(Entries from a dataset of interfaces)
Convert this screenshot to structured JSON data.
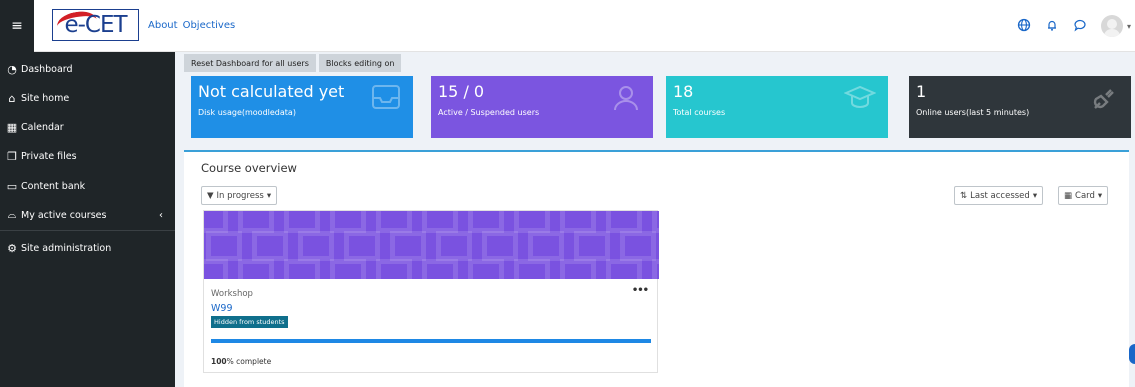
{
  "navbar": {
    "menu_icon": "hamburger-icon",
    "logo_text": "e-CET",
    "links": [
      "About",
      "Objectives"
    ],
    "icons": [
      "globe-icon",
      "bell-icon",
      "chat-icon",
      "user-avatar-icon"
    ]
  },
  "sidebar": {
    "items": [
      {
        "label": "Dashboard",
        "icon": "dashboard-icon"
      },
      {
        "label": "Site home",
        "icon": "home-icon"
      },
      {
        "label": "Calendar",
        "icon": "calendar-icon"
      },
      {
        "label": "Private files",
        "icon": "file-icon"
      },
      {
        "label": "Content bank",
        "icon": "bank-icon"
      },
      {
        "label": "My active courses",
        "icon": "graduation-cap-icon"
      },
      {
        "label": "Site administration",
        "icon": "gear-icon"
      }
    ]
  },
  "toolbar": {
    "reset_label": "Reset Dashboard for all users",
    "editing_label": "Blocks editing on"
  },
  "stats": [
    {
      "value": "Not calculated yet",
      "label": "Disk usage(moodledata)",
      "icon": "inbox-icon",
      "color": "#1f8fe6"
    },
    {
      "value": "15 / 0",
      "label": "Active / Suspended users",
      "icon": "users-icon",
      "color": "#7b55e0"
    },
    {
      "value": "18",
      "label": "Total courses",
      "icon": "graduation-cap-icon",
      "color": "#26c6cf"
    },
    {
      "value": "1",
      "label": "Online users(last 5 minutes)",
      "icon": "plug-icon",
      "color": "#2f363b"
    }
  ],
  "course_overview": {
    "title": "Course overview",
    "filter_label": "In progress",
    "sort_label": "Last accessed",
    "view_label": "Card",
    "course": {
      "category": "Workshop",
      "name": "W99",
      "badge": "Hidden from students",
      "progress_fraction": 1.0,
      "percent_text": "100",
      "percent_suffix": "% complete",
      "banner_color": "#7a52e0"
    }
  }
}
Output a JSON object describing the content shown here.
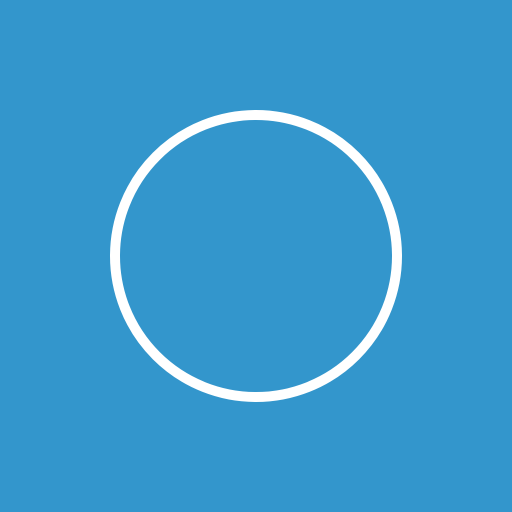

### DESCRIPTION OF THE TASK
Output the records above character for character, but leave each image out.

### EXERCISE OUTPUT
Convert this screenshot to structured JSON data.
{
  "navbar": {
    "menu_icon": "hamburger-icon",
    "logo_text": "e-CET",
    "links": [
      "About",
      "Objectives"
    ],
    "icons": [
      "globe-icon",
      "bell-icon",
      "chat-icon",
      "user-avatar-icon"
    ]
  },
  "sidebar": {
    "items": [
      {
        "label": "Dashboard",
        "icon": "dashboard-icon"
      },
      {
        "label": "Site home",
        "icon": "home-icon"
      },
      {
        "label": "Calendar",
        "icon": "calendar-icon"
      },
      {
        "label": "Private files",
        "icon": "file-icon"
      },
      {
        "label": "Content bank",
        "icon": "bank-icon"
      },
      {
        "label": "My active courses",
        "icon": "graduation-cap-icon"
      },
      {
        "label": "Site administration",
        "icon": "gear-icon"
      }
    ]
  },
  "toolbar": {
    "reset_label": "Reset Dashboard for all users",
    "editing_label": "Blocks editing on"
  },
  "stats": [
    {
      "value": "Not calculated yet",
      "label": "Disk usage(moodledata)",
      "icon": "inbox-icon",
      "color": "#1f8fe6"
    },
    {
      "value": "15 / 0",
      "label": "Active / Suspended users",
      "icon": "users-icon",
      "color": "#7b55e0"
    },
    {
      "value": "18",
      "label": "Total courses",
      "icon": "graduation-cap-icon",
      "color": "#26c6cf"
    },
    {
      "value": "1",
      "label": "Online users(last 5 minutes)",
      "icon": "plug-icon",
      "color": "#2f363b"
    }
  ],
  "course_overview": {
    "title": "Course overview",
    "filter_label": "In progress",
    "sort_label": "Last accessed",
    "view_label": "Card",
    "course": {
      "category": "Workshop",
      "name": "W99",
      "badge": "Hidden from students",
      "progress_fraction": 1.0,
      "percent_text": "100",
      "percent_suffix": "% complete",
      "banner_color": "#7a52e0"
    }
  }
}
Output a JSON object describing the content shown here.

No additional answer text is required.